_WORK TO COMPLETE_: Each entry is to be given again precisely, and no picture may be carried over.

┌──

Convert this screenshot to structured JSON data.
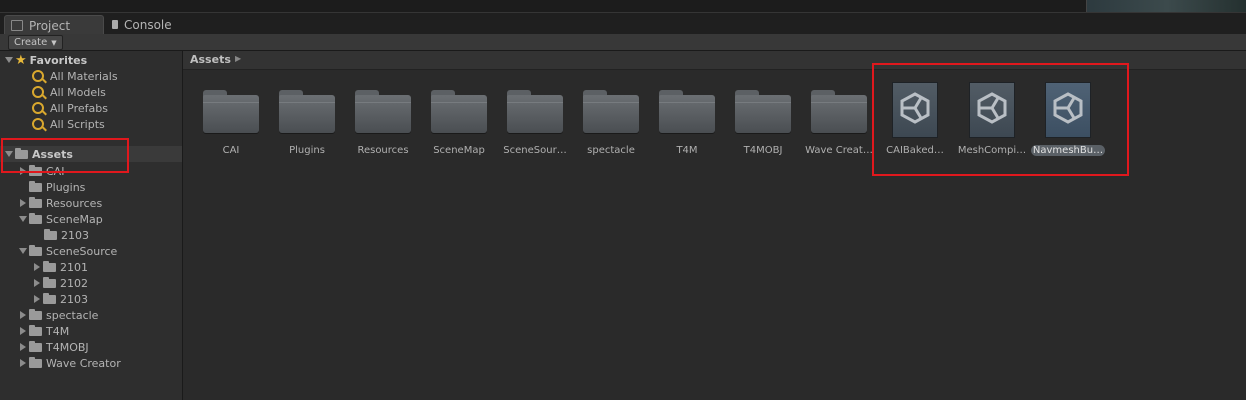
{
  "tabs": [
    {
      "label": "Project",
      "icon": "folder-icon"
    },
    {
      "label": "Console",
      "icon": "console-icon"
    }
  ],
  "toolbar": {
    "create_label": "Create"
  },
  "favorites": {
    "label": "Favorites",
    "items": [
      "All Materials",
      "All Models",
      "All Prefabs",
      "All Scripts"
    ]
  },
  "tree": {
    "root": "Assets",
    "items": [
      {
        "label": "CAI",
        "depth": 1,
        "arrow": "closed"
      },
      {
        "label": "Plugins",
        "depth": 1,
        "arrow": "none"
      },
      {
        "label": "Resources",
        "depth": 1,
        "arrow": "closed"
      },
      {
        "label": "SceneMap",
        "depth": 1,
        "arrow": "open"
      },
      {
        "label": "2103",
        "depth": 2,
        "arrow": "none"
      },
      {
        "label": "SceneSource",
        "depth": 1,
        "arrow": "open"
      },
      {
        "label": "2101",
        "depth": 2,
        "arrow": "closed"
      },
      {
        "label": "2102",
        "depth": 2,
        "arrow": "closed"
      },
      {
        "label": "2103",
        "depth": 2,
        "arrow": "closed"
      },
      {
        "label": "spectacle",
        "depth": 1,
        "arrow": "closed"
      },
      {
        "label": "T4M",
        "depth": 1,
        "arrow": "closed"
      },
      {
        "label": "T4MOBJ",
        "depth": 1,
        "arrow": "closed"
      },
      {
        "label": "Wave Creator",
        "depth": 1,
        "arrow": "closed"
      }
    ]
  },
  "breadcrumb": {
    "label": "Assets"
  },
  "grid": {
    "folders": [
      "CAI",
      "Plugins",
      "Resources",
      "SceneMap",
      "SceneSour…",
      "spectacle",
      "T4M",
      "T4MOBJ",
      "Wave Creat…"
    ],
    "assets": [
      {
        "label": "CAIBaked…",
        "selected": false
      },
      {
        "label": "MeshCompi…",
        "selected": false
      },
      {
        "label": "NavmeshBu…",
        "selected": true
      }
    ]
  },
  "colors": {
    "annotation": "#e0181d",
    "background": "#2a2a2a",
    "folder": "#5c6064"
  }
}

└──

_FINISHED EXERCISE_:
Convert this screenshot to structured JSON data.
{
  "tabs": [
    {
      "label": "Project",
      "icon": "folder-icon"
    },
    {
      "label": "Console",
      "icon": "console-icon"
    }
  ],
  "toolbar": {
    "create_label": "Create"
  },
  "favorites": {
    "label": "Favorites",
    "items": [
      "All Materials",
      "All Models",
      "All Prefabs",
      "All Scripts"
    ]
  },
  "tree": {
    "root": "Assets",
    "items": [
      {
        "label": "CAI",
        "depth": 1,
        "arrow": "closed"
      },
      {
        "label": "Plugins",
        "depth": 1,
        "arrow": "none"
      },
      {
        "label": "Resources",
        "depth": 1,
        "arrow": "closed"
      },
      {
        "label": "SceneMap",
        "depth": 1,
        "arrow": "open"
      },
      {
        "label": "2103",
        "depth": 2,
        "arrow": "none"
      },
      {
        "label": "SceneSource",
        "depth": 1,
        "arrow": "open"
      },
      {
        "label": "2101",
        "depth": 2,
        "arrow": "closed"
      },
      {
        "label": "2102",
        "depth": 2,
        "arrow": "closed"
      },
      {
        "label": "2103",
        "depth": 2,
        "arrow": "closed"
      },
      {
        "label": "spectacle",
        "depth": 1,
        "arrow": "closed"
      },
      {
        "label": "T4M",
        "depth": 1,
        "arrow": "closed"
      },
      {
        "label": "T4MOBJ",
        "depth": 1,
        "arrow": "closed"
      },
      {
        "label": "Wave Creator",
        "depth": 1,
        "arrow": "closed"
      }
    ]
  },
  "breadcrumb": {
    "label": "Assets"
  },
  "grid": {
    "folders": [
      "CAI",
      "Plugins",
      "Resources",
      "SceneMap",
      "SceneSour…",
      "spectacle",
      "T4M",
      "T4MOBJ",
      "Wave Creat…"
    ],
    "assets": [
      {
        "label": "CAIBaked…",
        "selected": false
      },
      {
        "label": "MeshCompi…",
        "selected": false
      },
      {
        "label": "NavmeshBu…",
        "selected": true
      }
    ]
  },
  "colors": {
    "annotation": "#e0181d",
    "background": "#2a2a2a",
    "folder": "#5c6064"
  }
}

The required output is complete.